Michael Sabitoni, business manager for the RI Laborers’ District Council, was perhaps a bit misleading when he rhetorically asked RI NPR reporter Ian Donnis, “Why pick on this one — we didn’t even build yet — when I got 50 percent unemployment in the Building Trades?”
Sabitoni was referring to Unite Here Local 217’s efforts to delay the construction of a proposed hotel on Fountain Street. Building a new hotel would provide much needed jobs to the building trades. The proposed hotel is to be paid for and built by The Procaccianti Group (TPG), a company that runs two hotels in downtown Providence: the Renaissance and the Hilton.
Unite Here Local 217 has been in a fight with TPG for a union, fair wages and a contract for over three years. These two hotels pay the lowest wages, demand the most work, and treat employees worse than any other hotels in Providence.
In short, TPG’s treatment of labor in Providence has been nothing short of disgraceful, and at times has been monstrous.
Short of a strike, one of the most powerful weapon a union has is a boycott. Unite Here Local 217 has called for a boycott of TPG hotels until such a time as TPG begins to sit down and work out a contract with hotel workers that ensures decent wages, decent working conditions and respect.
Geroge Nee, president of the RI AFL-CIO, knows the power of boycotts. In a story Nee tells often, he famously came to Rhode Island in 1971 to help organize a successful lettuce boycott for the United Farm Workers of America.
Boycotts are difficult to enforce. With a boycott you’re asking all those in support of workers to change their buying habits. Sometimes you’re even asking workers, businesses and supporters to suffer economic privation as they avoid purchasing needed commodities.
Boycotts depend on worker solidarity.

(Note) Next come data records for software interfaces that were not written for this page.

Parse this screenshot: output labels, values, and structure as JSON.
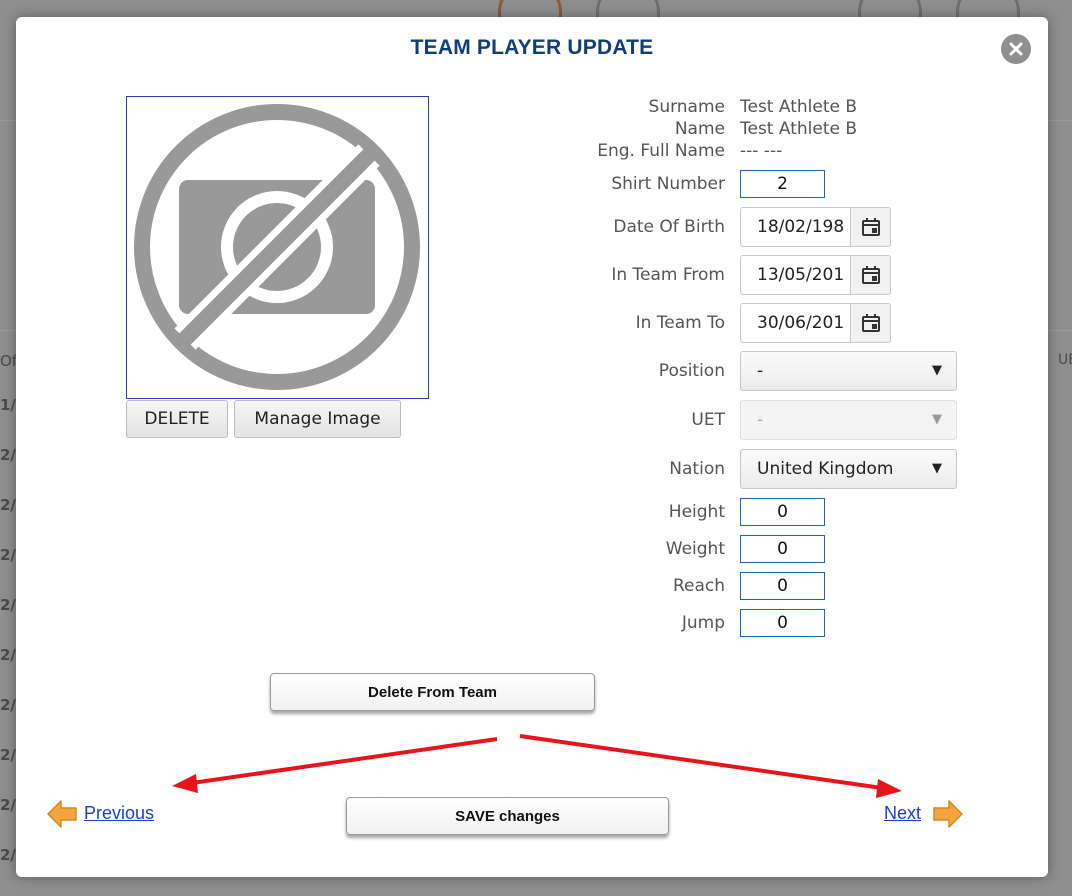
{
  "modal": {
    "title": "TEAM PLAYER UPDATE"
  },
  "photo": {
    "placeholder_icon": "no-image-icon",
    "delete_label": "DELETE",
    "manage_label": "Manage Image"
  },
  "player": {
    "surname_label": "Surname",
    "surname": "Test Athlete B",
    "name_label": "Name",
    "name": "Test Athlete B",
    "eng_full_name_label": "Eng. Full Name",
    "eng_full_name": "--- ---",
    "shirt_number_label": "Shirt Number",
    "shirt_number": "2",
    "dob_label": "Date Of Birth",
    "dob": "18/02/198",
    "in_team_from_label": "In Team From",
    "in_team_from": "13/05/201",
    "in_team_to_label": "In Team To",
    "in_team_to": "30/06/201",
    "position_label": "Position",
    "position": "-",
    "uet_label": "UET",
    "uet": "-",
    "nation_label": "Nation",
    "nation": "United Kingdom",
    "height_label": "Height",
    "height": "0",
    "weight_label": "Weight",
    "weight": "0",
    "reach_label": "Reach",
    "reach": "0",
    "jump_label": "Jump",
    "jump": "0"
  },
  "actions": {
    "delete_from_team": "Delete From Team",
    "save": "SAVE changes",
    "previous": "Previous",
    "next": "Next"
  },
  "background": {
    "left_fragments": [
      "Of",
      "1/",
      "2/",
      "2/",
      "2/",
      "2/",
      "2/",
      "2/",
      "2/",
      "2/",
      "2/"
    ],
    "right_fragment": "UE"
  },
  "colors": {
    "title": "#0f3f7a",
    "link": "#1a3fcc",
    "input_border": "#1f63b5",
    "annotation_arrow": "#e8141b",
    "nav_arrow": "#f5a540"
  }
}
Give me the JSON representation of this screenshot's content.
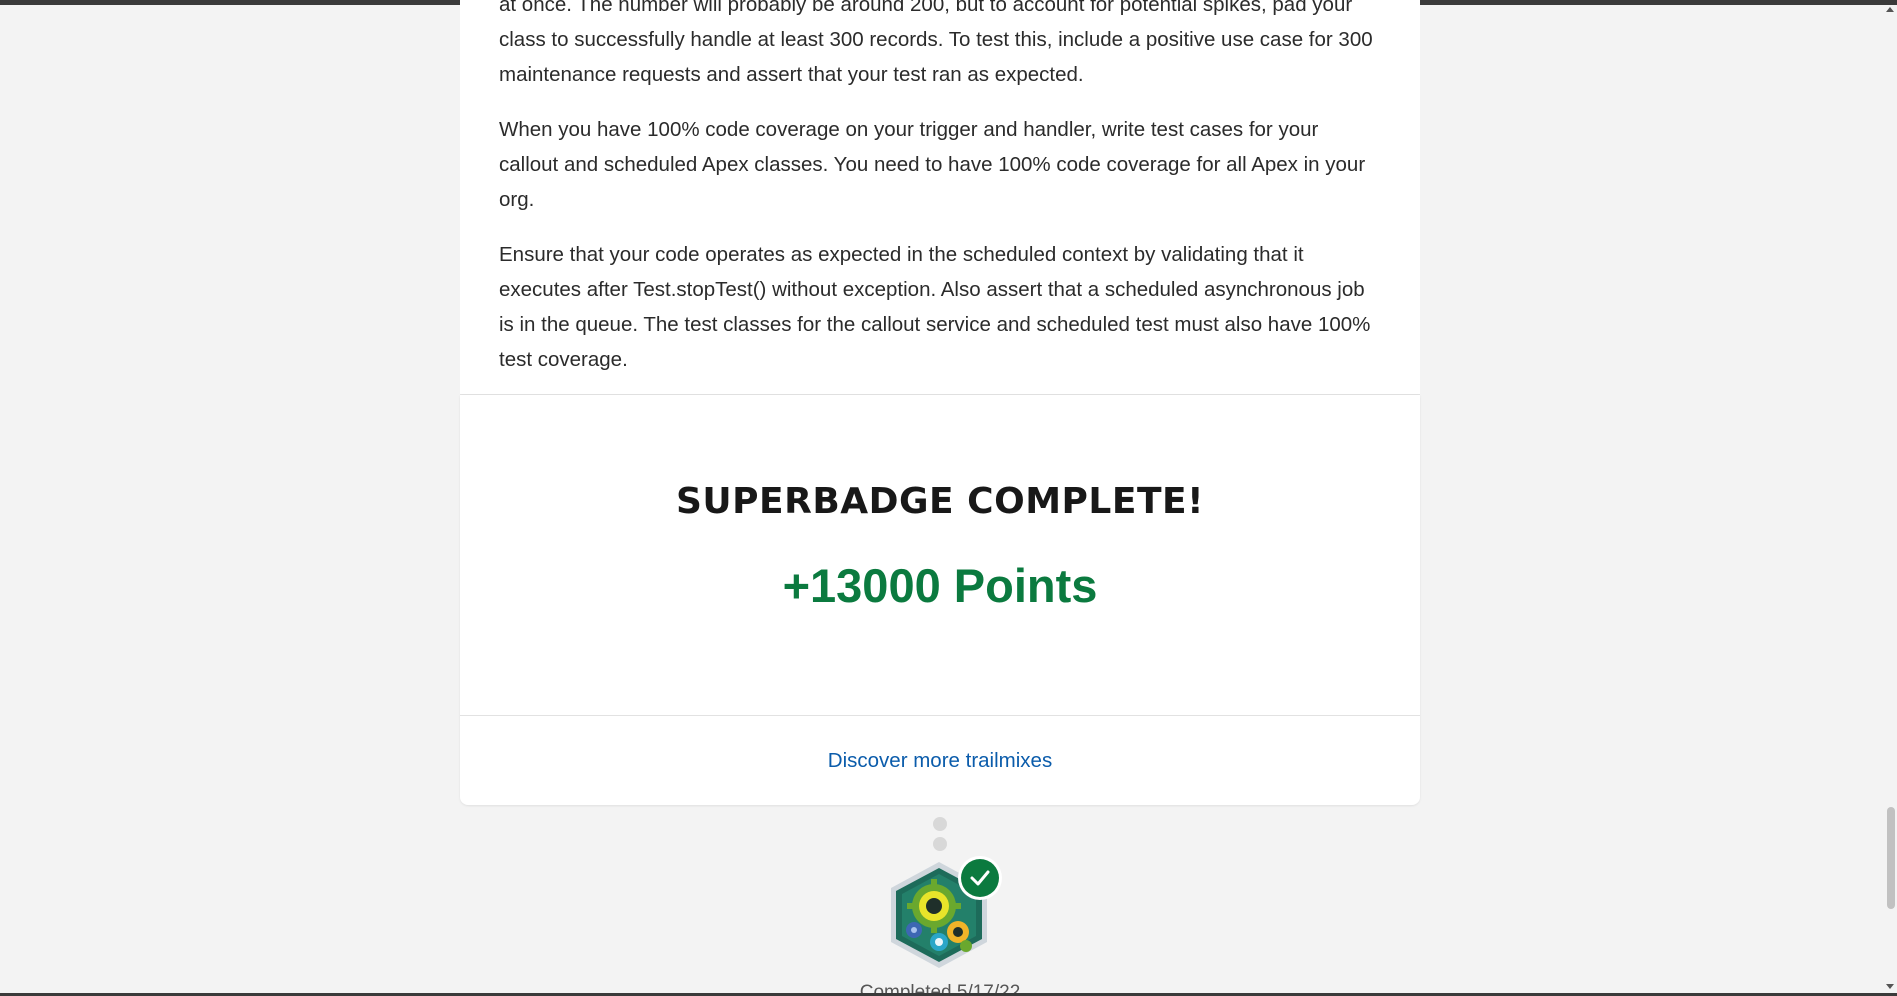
{
  "instructions": {
    "paragraphs": [
      "at once. The number will probably be around 200, but to account for potential spikes, pad your class to successfully handle at least 300 records. To test this, include a positive use case for 300 maintenance requests and assert that your test ran as expected.",
      "When you have 100% code coverage on your trigger and handler, write test cases for your callout and scheduled Apex classes. You need to have 100% code coverage for all Apex in your org.",
      "Ensure that your code operates as expected in the scheduled context by validating that it executes after Test.stopTest() without exception. Also assert that a scheduled asynchronous job is in the queue. The test classes for the callout service and scheduled test must also have 100% test coverage."
    ]
  },
  "completion": {
    "title": "Superbadge Complete!",
    "points": "+13000 Points",
    "discover_link": "Discover more trailmixes"
  },
  "badge": {
    "icon": "superbadge-gears-icon",
    "status_icon": "checkmark-icon",
    "completed_label": "Completed 5/17/22"
  },
  "colors": {
    "points_green": "#0b7a3f",
    "link_blue": "#0b5cab",
    "check_green": "#0b7a3f"
  }
}
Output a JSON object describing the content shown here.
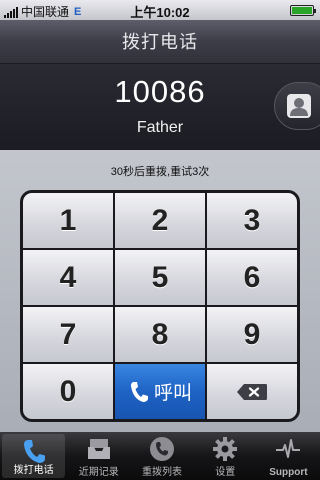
{
  "status_bar": {
    "carrier": "中国联通",
    "network": "E",
    "time": "上午10:02",
    "battery_level": 1.0
  },
  "title": "拨打电话",
  "display": {
    "number": "10086",
    "name": "Father"
  },
  "retry_text": "30秒后重拨,重试3次",
  "keypad": {
    "keys": [
      "1",
      "2",
      "3",
      "4",
      "5",
      "6",
      "7",
      "8",
      "9",
      "0"
    ],
    "call_label": "呼叫"
  },
  "tabs": [
    {
      "label": "拨打电话",
      "icon": "phone-icon",
      "active": true
    },
    {
      "label": "近期记录",
      "icon": "inbox-tray-icon",
      "active": false
    },
    {
      "label": "重拨列表",
      "icon": "phone-circle-icon",
      "active": false
    },
    {
      "label": "设置",
      "icon": "gear-icon",
      "active": false
    },
    {
      "label": "Support",
      "icon": "heartbeat-icon",
      "active": false
    }
  ],
  "colors": {
    "call_button": "#1e63c5",
    "title_bar": "#3c3d47"
  }
}
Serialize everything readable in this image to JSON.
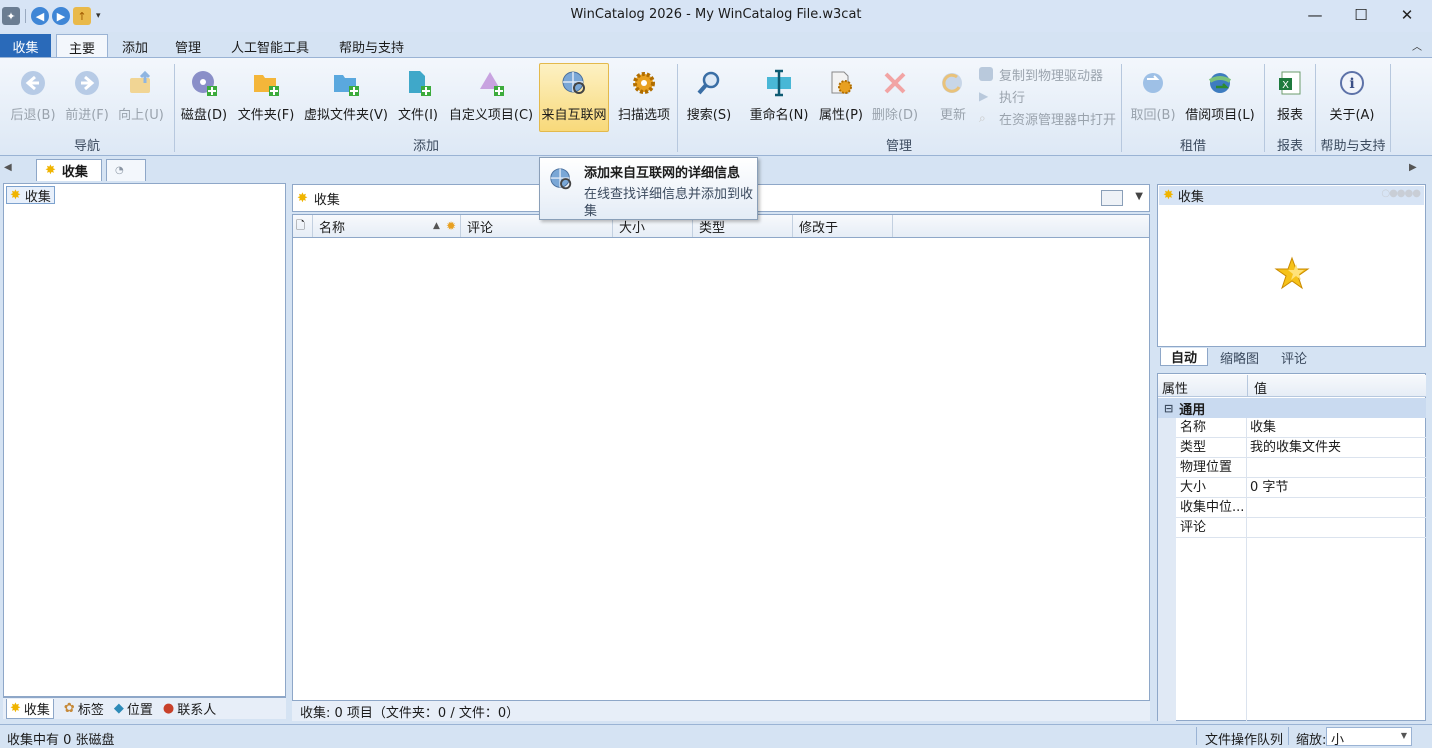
{
  "window": {
    "title": "WinCatalog 2026 - My WinCatalog File.w3cat"
  },
  "ribbon_tabs": [
    {
      "label": "收集"
    },
    {
      "label": "主要"
    },
    {
      "label": "添加"
    },
    {
      "label": "管理"
    },
    {
      "label": "人工智能工具"
    },
    {
      "label": "帮助与支持"
    }
  ],
  "ribbon": {
    "nav": {
      "label": "导航",
      "back": "后退(B)",
      "forward": "前进(F)",
      "up": "向上(U)"
    },
    "add": {
      "label": "添加",
      "disk": "磁盘(D)",
      "folder": "文件夹(F)",
      "virtual_folder": "虚拟文件夹(V)",
      "file": "文件(I)",
      "custom_item": "自定义项目(C)",
      "from_internet": "来自互联网",
      "scan_options": "扫描选项"
    },
    "manage": {
      "label": "管理",
      "search": "搜索(S)",
      "rename": "重命名(N)",
      "properties": "属性(P)",
      "delete": "删除(D)",
      "update": "更新",
      "copy_to_drive": "复制到物理驱动器",
      "execute": "执行",
      "open_in_explorer": "在资源管理器中打开"
    },
    "lending": {
      "label": "租借",
      "return": "取回(B)",
      "lend_item": "借阅项目(L)"
    },
    "reports": {
      "label": "报表",
      "report": "报表"
    },
    "help": {
      "label": "帮助与支持",
      "about": "关于(A)"
    }
  },
  "tooltip": {
    "title": "添加来自互联网的详细信息",
    "line1": "在线查找详细信息并添加到收",
    "line2": "集"
  },
  "doc_tab": {
    "label": "收集"
  },
  "tree": {
    "root": "收集"
  },
  "left_bottom_tabs": [
    {
      "label": "收集"
    },
    {
      "label": "标签"
    },
    {
      "label": "位置"
    },
    {
      "label": "联系人"
    }
  ],
  "path": {
    "current": "收集"
  },
  "columns": [
    {
      "label": "名称"
    },
    {
      "label": "评论"
    },
    {
      "label": "大小"
    },
    {
      "label": "类型"
    },
    {
      "label": "修改于"
    }
  ],
  "mid_status": "收集: 0 项目（文件夹：0 / 文件：0）",
  "preview": {
    "title": "收集",
    "tabs": [
      {
        "label": "自动"
      },
      {
        "label": "缩略图"
      },
      {
        "label": "评论"
      }
    ]
  },
  "properties": {
    "col_prop": "属性",
    "col_value": "值",
    "category": "通用",
    "rows": [
      {
        "key": "名称",
        "value": "收集"
      },
      {
        "key": "类型",
        "value": "我的收集文件夹"
      },
      {
        "key": "物理位置",
        "value": ""
      },
      {
        "key": "大小",
        "value": "0 字节"
      },
      {
        "key": "收集中位...",
        "value": ""
      },
      {
        "key": "评论",
        "value": ""
      }
    ]
  },
  "statusbar": {
    "left": "收集中有 0 张磁盘",
    "queue": "文件操作队列",
    "zoom_label": "缩放:",
    "zoom_value": "小"
  },
  "colors": {
    "accent": "#2a6ab9",
    "frame": "#d5e3f3",
    "highlight": "#f8d97a"
  }
}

Union busters know that strikes and boycotts can be broken as soon as workers become hungry enough. Tactics include waiting out the workers, or playing one set of workers against another. Few people are going to honor a boycott when their kids can’t be fed and their mortgage can’t be paid.
When Sabitoni said to WPRI‘s Dan McGowan, “We cannot wait any longer. We need jobs and we need them now,” he was basically admitting that for his people, the boycott is over. They were too hungry to wait anymore.
Solidarity, like a chain, is only as strong as it’s weakest link.
[I reached out to Nee and Sabotoni for comment, and haven't heard back from either of them yet, but this post will be updated if they chose to respond.]